### What is needed
Filter the listing down to the lines containing the word "this".

### Entries provided
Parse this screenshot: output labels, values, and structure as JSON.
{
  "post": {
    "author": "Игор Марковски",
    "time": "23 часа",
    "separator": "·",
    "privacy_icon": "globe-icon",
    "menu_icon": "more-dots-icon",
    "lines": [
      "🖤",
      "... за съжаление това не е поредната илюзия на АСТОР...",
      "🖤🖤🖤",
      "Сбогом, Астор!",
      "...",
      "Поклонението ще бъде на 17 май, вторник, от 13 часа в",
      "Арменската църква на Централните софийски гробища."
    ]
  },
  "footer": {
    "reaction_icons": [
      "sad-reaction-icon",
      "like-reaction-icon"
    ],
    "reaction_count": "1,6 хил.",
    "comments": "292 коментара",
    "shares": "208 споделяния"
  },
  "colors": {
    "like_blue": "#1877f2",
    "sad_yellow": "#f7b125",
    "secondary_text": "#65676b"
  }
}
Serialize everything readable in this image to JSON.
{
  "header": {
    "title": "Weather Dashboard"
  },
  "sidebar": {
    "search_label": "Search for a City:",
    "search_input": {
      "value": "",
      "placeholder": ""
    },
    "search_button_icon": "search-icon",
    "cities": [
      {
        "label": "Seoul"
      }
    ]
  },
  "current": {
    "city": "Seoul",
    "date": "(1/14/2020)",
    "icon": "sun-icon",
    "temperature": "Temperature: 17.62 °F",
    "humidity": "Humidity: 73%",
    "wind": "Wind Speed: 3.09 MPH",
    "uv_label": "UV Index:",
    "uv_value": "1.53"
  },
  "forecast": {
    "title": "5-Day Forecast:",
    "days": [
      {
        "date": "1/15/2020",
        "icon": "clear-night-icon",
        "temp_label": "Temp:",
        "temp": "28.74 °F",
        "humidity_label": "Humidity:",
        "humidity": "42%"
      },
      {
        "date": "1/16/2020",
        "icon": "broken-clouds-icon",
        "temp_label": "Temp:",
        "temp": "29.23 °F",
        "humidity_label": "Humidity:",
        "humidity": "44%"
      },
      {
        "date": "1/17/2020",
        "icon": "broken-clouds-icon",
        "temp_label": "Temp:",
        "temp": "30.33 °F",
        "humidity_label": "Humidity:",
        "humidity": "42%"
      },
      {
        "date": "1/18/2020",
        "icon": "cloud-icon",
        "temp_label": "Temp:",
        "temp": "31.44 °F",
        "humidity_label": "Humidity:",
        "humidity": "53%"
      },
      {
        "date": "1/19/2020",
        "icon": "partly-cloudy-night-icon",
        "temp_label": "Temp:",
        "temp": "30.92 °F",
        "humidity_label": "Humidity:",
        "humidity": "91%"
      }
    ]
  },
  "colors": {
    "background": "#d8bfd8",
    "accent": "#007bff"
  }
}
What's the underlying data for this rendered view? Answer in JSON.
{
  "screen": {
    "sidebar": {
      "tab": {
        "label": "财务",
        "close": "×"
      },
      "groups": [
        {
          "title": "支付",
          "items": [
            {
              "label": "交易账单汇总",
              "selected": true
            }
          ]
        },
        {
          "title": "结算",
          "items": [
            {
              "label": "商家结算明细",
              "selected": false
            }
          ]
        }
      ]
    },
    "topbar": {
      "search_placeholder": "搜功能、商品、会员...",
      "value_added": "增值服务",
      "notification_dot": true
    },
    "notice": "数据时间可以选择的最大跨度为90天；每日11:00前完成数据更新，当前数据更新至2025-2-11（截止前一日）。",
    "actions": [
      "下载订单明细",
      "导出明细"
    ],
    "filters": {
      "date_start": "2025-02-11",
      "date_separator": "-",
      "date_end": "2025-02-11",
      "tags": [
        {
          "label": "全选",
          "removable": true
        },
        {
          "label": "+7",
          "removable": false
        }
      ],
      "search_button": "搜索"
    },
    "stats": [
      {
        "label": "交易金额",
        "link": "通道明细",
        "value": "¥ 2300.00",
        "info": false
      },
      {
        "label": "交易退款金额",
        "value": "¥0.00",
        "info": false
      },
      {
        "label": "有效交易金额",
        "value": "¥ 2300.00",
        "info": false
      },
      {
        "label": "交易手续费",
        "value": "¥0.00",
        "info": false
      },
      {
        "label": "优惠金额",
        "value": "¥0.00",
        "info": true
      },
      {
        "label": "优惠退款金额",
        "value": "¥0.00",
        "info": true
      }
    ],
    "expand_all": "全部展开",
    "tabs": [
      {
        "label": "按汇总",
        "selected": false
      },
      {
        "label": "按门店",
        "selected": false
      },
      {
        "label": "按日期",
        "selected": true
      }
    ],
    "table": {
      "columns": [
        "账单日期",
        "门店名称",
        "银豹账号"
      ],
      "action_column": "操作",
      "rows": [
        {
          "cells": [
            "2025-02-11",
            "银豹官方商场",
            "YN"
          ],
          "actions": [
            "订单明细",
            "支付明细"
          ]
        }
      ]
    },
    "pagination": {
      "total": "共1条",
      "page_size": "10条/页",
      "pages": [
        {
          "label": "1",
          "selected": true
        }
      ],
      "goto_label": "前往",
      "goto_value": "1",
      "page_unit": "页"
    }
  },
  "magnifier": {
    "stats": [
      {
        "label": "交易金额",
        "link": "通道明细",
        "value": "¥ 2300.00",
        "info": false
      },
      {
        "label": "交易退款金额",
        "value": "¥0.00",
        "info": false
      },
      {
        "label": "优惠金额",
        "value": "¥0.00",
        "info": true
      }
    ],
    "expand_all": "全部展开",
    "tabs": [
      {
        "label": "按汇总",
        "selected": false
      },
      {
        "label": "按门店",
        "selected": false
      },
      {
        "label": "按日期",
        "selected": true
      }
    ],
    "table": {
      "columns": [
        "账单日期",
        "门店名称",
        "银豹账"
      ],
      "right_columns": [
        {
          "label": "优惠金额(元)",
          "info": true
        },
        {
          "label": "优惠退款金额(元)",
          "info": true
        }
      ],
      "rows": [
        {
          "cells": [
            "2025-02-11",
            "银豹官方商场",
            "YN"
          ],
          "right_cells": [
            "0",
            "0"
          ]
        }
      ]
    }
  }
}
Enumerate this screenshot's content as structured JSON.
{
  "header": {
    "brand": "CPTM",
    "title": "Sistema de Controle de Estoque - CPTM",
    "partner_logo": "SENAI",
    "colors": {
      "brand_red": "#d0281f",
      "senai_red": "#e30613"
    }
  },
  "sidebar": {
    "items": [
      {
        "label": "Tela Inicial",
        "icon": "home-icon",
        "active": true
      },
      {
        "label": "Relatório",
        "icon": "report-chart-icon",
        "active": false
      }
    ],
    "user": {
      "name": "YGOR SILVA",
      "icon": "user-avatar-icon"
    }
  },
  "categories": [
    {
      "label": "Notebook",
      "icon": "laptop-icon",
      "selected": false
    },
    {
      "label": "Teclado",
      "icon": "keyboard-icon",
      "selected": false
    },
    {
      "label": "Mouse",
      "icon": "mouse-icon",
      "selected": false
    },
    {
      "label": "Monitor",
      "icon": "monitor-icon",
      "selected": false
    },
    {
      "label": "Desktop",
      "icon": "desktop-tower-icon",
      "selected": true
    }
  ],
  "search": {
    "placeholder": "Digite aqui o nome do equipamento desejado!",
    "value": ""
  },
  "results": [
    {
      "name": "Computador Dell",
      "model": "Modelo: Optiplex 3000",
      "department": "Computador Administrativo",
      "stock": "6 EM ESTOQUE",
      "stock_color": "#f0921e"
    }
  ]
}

### Completed task
Parse this screenshot: output labels, values, and structure as JSON.
Serialize everything readable in this image to JSON.
What's the underlying data for this rendered view? Answer in JSON.
Enumerate this screenshot's content as structured JSON.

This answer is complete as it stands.